- **WHAT THE TASK REQUIRES**
Retype the listing exactly. Leave out the images.
Top of LISTED ENTRIES
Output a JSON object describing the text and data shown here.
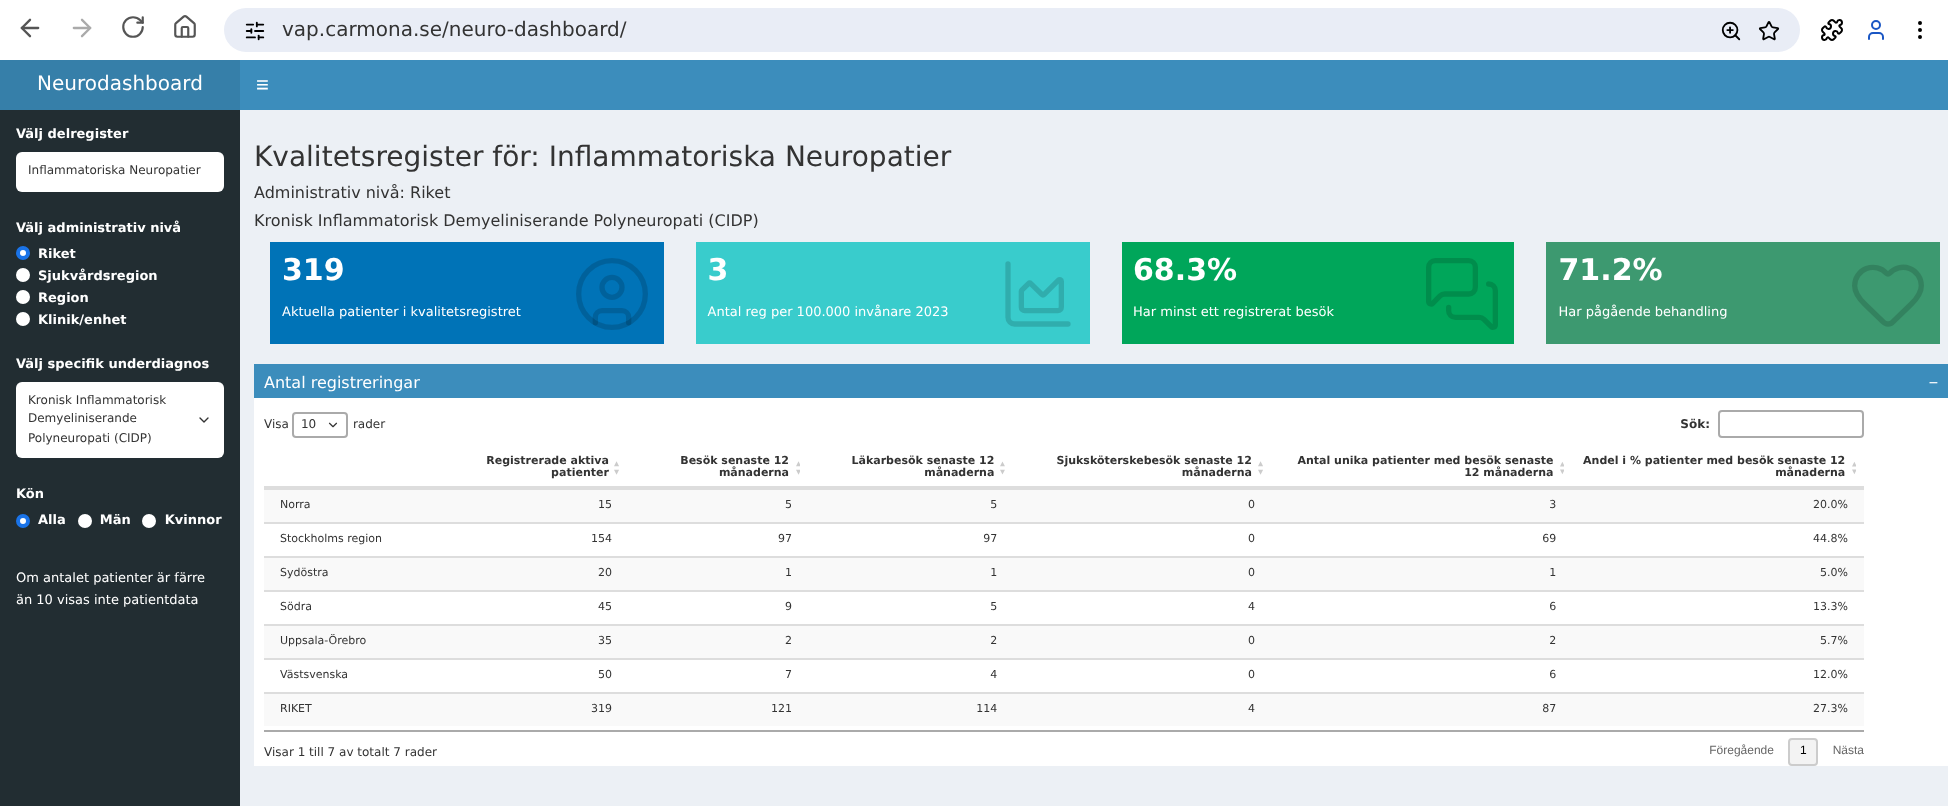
{
  "browser": {
    "url": "vap.carmona.se/neuro-dashboard/"
  },
  "sidebar": {
    "brand": "Neurodashboard",
    "registry": {
      "label": "Välj delregister",
      "value": "Inflammatoriska Neuropatier"
    },
    "level": {
      "label": "Välj administrativ nivå",
      "options": [
        {
          "label": "Riket",
          "selected": true
        },
        {
          "label": "Sjukvårdsregion",
          "selected": false
        },
        {
          "label": "Region",
          "selected": false
        },
        {
          "label": "Klinik/enhet",
          "selected": false
        }
      ]
    },
    "diagnosis": {
      "label": "Välj specifik underdiagnos",
      "value": "Kronisk Inflammatorisk Demyeliniserande Polyneuropati (CIDP)"
    },
    "sex": {
      "label": "Kön",
      "options": [
        {
          "label": "Alla",
          "selected": true
        },
        {
          "label": "Män",
          "selected": false
        },
        {
          "label": "Kvinnor",
          "selected": false
        }
      ]
    },
    "note": "Om antalet patienter är färre än 10 visas inte patientdata"
  },
  "header": {
    "menu": "≡"
  },
  "title": "Kvalitetsregister för: Inflammatoriska Neuropatier",
  "subtitles": [
    "Administrativ nivå: Riket",
    "Kronisk Inflammatorisk Demyeliniserande Polyneuropati (CIDP)"
  ],
  "info_boxes": [
    {
      "value": "319",
      "label": "Aktuella patienter i kvalitetsregistret",
      "color": "#0073b7",
      "kind": "person"
    },
    {
      "value": "3",
      "label": "Antal reg per 100.000 invånare 2023",
      "color": "#39cccc",
      "kind": "chart"
    },
    {
      "value": "68.3%",
      "label": "Har minst ett registrerat besök",
      "color": "#00a65a",
      "kind": "chat"
    },
    {
      "value": "71.2%",
      "label": "Har pågående behandling",
      "color": "#3d9970",
      "kind": "heart"
    }
  ],
  "panel": {
    "title": "Antal registreringar",
    "collapse": "−",
    "show_label": "Visa",
    "show_value": "10",
    "rows_label": "rader",
    "search_label": "Sök:",
    "columns": [
      "",
      "Registrerade aktiva patienter",
      "Besök senaste 12 månaderna",
      "Läkarbesök senaste 12 månaderna",
      "Sjuksköterskebesök senaste 12 månaderna",
      "Antal unika patienter med besök senaste 12 månaderna",
      "Andel i % patienter med besök senaste 12 månaderna"
    ],
    "rows": [
      [
        "Norra",
        "15",
        "5",
        "5",
        "0",
        "3",
        "20.0%"
      ],
      [
        "Stockholms region",
        "154",
        "97",
        "97",
        "0",
        "69",
        "44.8%"
      ],
      [
        "Sydöstra",
        "20",
        "1",
        "1",
        "0",
        "1",
        "5.0%"
      ],
      [
        "Södra",
        "45",
        "9",
        "5",
        "4",
        "6",
        "13.3%"
      ],
      [
        "Uppsala-Örebro",
        "35",
        "2",
        "2",
        "0",
        "2",
        "5.7%"
      ],
      [
        "Västsvenska",
        "50",
        "7",
        "4",
        "0",
        "6",
        "12.0%"
      ],
      [
        "RIKET",
        "319",
        "121",
        "114",
        "4",
        "87",
        "27.3%"
      ]
    ],
    "info": "Visar 1 till 7 av totalt 7 rader",
    "pagination": {
      "previous": "Föregående",
      "page": "1",
      "next": "Nästa"
    }
  }
}
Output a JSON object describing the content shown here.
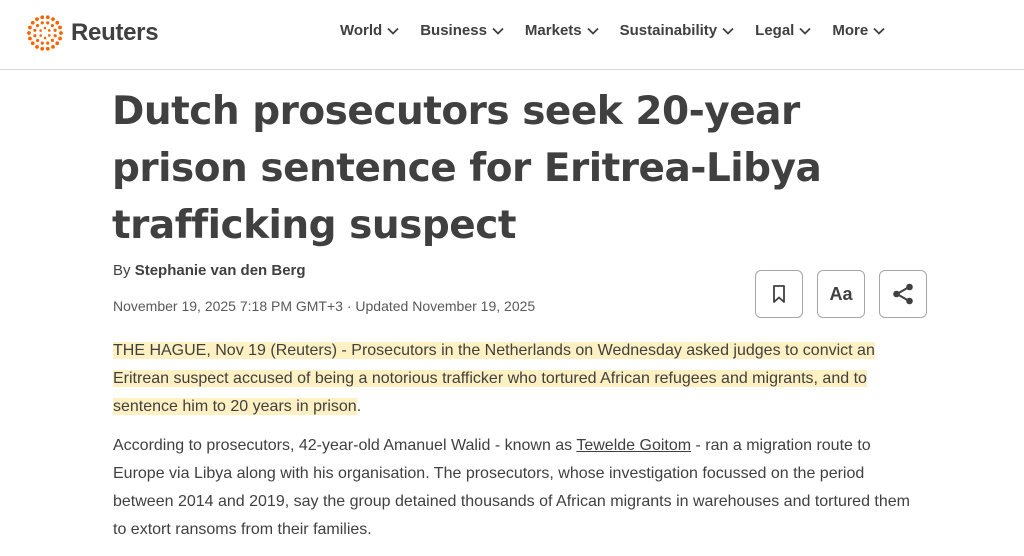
{
  "brand": {
    "name": "Reuters",
    "logo_icon": "reuters-dots-icon",
    "accent_color": "#fa6400"
  },
  "nav": {
    "items": [
      {
        "label": "World"
      },
      {
        "label": "Business"
      },
      {
        "label": "Markets"
      },
      {
        "label": "Sustainability"
      },
      {
        "label": "Legal"
      },
      {
        "label": "More"
      }
    ]
  },
  "article": {
    "headline": "Dutch prosecutors seek 20-year prison sentence for Eritrea-Libya trafficking suspect",
    "byline_prefix": "By",
    "author": "Stephanie van den Berg",
    "dateline": "November 19, 2025 7:18 PM GMT+3 · Updated November 19, 2025",
    "tools": {
      "bookmark_icon": "bookmark-icon",
      "text_size_label": "Aa",
      "share_icon": "share-icon"
    },
    "highlight_color": "#fdf0c2",
    "paragraphs": {
      "p1": {
        "highlighted": "THE HAGUE, Nov 19 (Reuters) - Prosecutors in the Netherlands on Wednesday asked judges to convict an Eritrean suspect accused of being a notorious trafficker who tortured African refugees and migrants, and to sentence him to 20 years in prison",
        "tail": "."
      },
      "p2": {
        "before": "According to prosecutors, 42-year-old Amanuel Walid - known as ",
        "link": "Tewelde Goitom",
        "after": " - ran a migration route to Europe via Libya along with his organisation. The prosecutors, whose investigation focussed on the period between 2014 and 2019, say the group detained thousands of African migrants in warehouses and tortured them to extort ransoms from their families."
      }
    }
  }
}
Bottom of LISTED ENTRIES
- **TASK RESPONSE**
Output a JSON object describing the text and data shown here.
{
  "browser": {
    "url": "vap.carmona.se/neuro-dashboard/"
  },
  "sidebar": {
    "brand": "Neurodashboard",
    "registry": {
      "label": "Välj delregister",
      "value": "Inflammatoriska Neuropatier"
    },
    "level": {
      "label": "Välj administrativ nivå",
      "options": [
        {
          "label": "Riket",
          "selected": true
        },
        {
          "label": "Sjukvårdsregion",
          "selected": false
        },
        {
          "label": "Region",
          "selected": false
        },
        {
          "label": "Klinik/enhet",
          "selected": false
        }
      ]
    },
    "diagnosis": {
      "label": "Välj specifik underdiagnos",
      "value": "Kronisk Inflammatorisk Demyeliniserande Polyneuropati (CIDP)"
    },
    "sex": {
      "label": "Kön",
      "options": [
        {
          "label": "Alla",
          "selected": true
        },
        {
          "label": "Män",
          "selected": false
        },
        {
          "label": "Kvinnor",
          "selected": false
        }
      ]
    },
    "note": "Om antalet patienter är färre än 10 visas inte patientdata"
  },
  "header": {
    "menu": "≡"
  },
  "title": "Kvalitetsregister för: Inflammatoriska Neuropatier",
  "subtitles": [
    "Administrativ nivå: Riket",
    "Kronisk Inflammatorisk Demyeliniserande Polyneuropati (CIDP)"
  ],
  "info_boxes": [
    {
      "value": "319",
      "label": "Aktuella patienter i kvalitetsregistret",
      "color": "#0073b7",
      "kind": "person"
    },
    {
      "value": "3",
      "label": "Antal reg per 100.000 invånare 2023",
      "color": "#39cccc",
      "kind": "chart"
    },
    {
      "value": "68.3%",
      "label": "Har minst ett registrerat besök",
      "color": "#00a65a",
      "kind": "chat"
    },
    {
      "value": "71.2%",
      "label": "Har pågående behandling",
      "color": "#3d9970",
      "kind": "heart"
    }
  ],
  "panel": {
    "title": "Antal registreringar",
    "collapse": "−",
    "show_label": "Visa",
    "show_value": "10",
    "rows_label": "rader",
    "search_label": "Sök:",
    "columns": [
      "",
      "Registrerade aktiva patienter",
      "Besök senaste 12 månaderna",
      "Läkarbesök senaste 12 månaderna",
      "Sjuksköterskebesök senaste 12 månaderna",
      "Antal unika patienter med besök senaste 12 månaderna",
      "Andel i % patienter med besök senaste 12 månaderna"
    ],
    "rows": [
      [
        "Norra",
        "15",
        "5",
        "5",
        "0",
        "3",
        "20.0%"
      ],
      [
        "Stockholms region",
        "154",
        "97",
        "97",
        "0",
        "69",
        "44.8%"
      ],
      [
        "Sydöstra",
        "20",
        "1",
        "1",
        "0",
        "1",
        "5.0%"
      ],
      [
        "Södra",
        "45",
        "9",
        "5",
        "4",
        "6",
        "13.3%"
      ],
      [
        "Uppsala-Örebro",
        "35",
        "2",
        "2",
        "0",
        "2",
        "5.7%"
      ],
      [
        "Västsvenska",
        "50",
        "7",
        "4",
        "0",
        "6",
        "12.0%"
      ],
      [
        "RIKET",
        "319",
        "121",
        "114",
        "4",
        "87",
        "27.3%"
      ]
    ],
    "info": "Visar 1 till 7 av totalt 7 rader",
    "pagination": {
      "previous": "Föregående",
      "page": "1",
      "next": "Nästa"
    }
  }
}
Output a JSON object describing the content shown here.
{
  "brand": {
    "name": "Reuters",
    "logo_icon": "reuters-dots-icon",
    "accent_color": "#fa6400"
  },
  "nav": {
    "items": [
      {
        "label": "World"
      },
      {
        "label": "Business"
      },
      {
        "label": "Markets"
      },
      {
        "label": "Sustainability"
      },
      {
        "label": "Legal"
      },
      {
        "label": "More"
      }
    ]
  },
  "article": {
    "headline": "Dutch prosecutors seek 20-year prison sentence for Eritrea-Libya trafficking suspect",
    "byline_prefix": "By",
    "author": "Stephanie van den Berg",
    "dateline": "November 19, 2025 7:18 PM GMT+3 · Updated November 19, 2025",
    "tools": {
      "bookmark_icon": "bookmark-icon",
      "text_size_label": "Aa",
      "share_icon": "share-icon"
    },
    "highlight_color": "#fdf0c2",
    "paragraphs": {
      "p1": {
        "highlighted": "THE HAGUE, Nov 19 (Reuters) - Prosecutors in the Netherlands on Wednesday asked judges to convict an Eritrean suspect accused of being a notorious trafficker who tortured African refugees and migrants, and to sentence him to 20 years in prison",
        "tail": "."
      },
      "p2": {
        "before": "According to prosecutors, 42-year-old Amanuel Walid - known as ",
        "link": "Tewelde Goitom",
        "after": " - ran a migration route to Europe via Libya along with his organisation. The prosecutors, whose investigation focussed on the period between 2014 and 2019, say the group detained thousands of African migrants in warehouses and tortured them to extort ransoms from their families."
      }
    }
  }
}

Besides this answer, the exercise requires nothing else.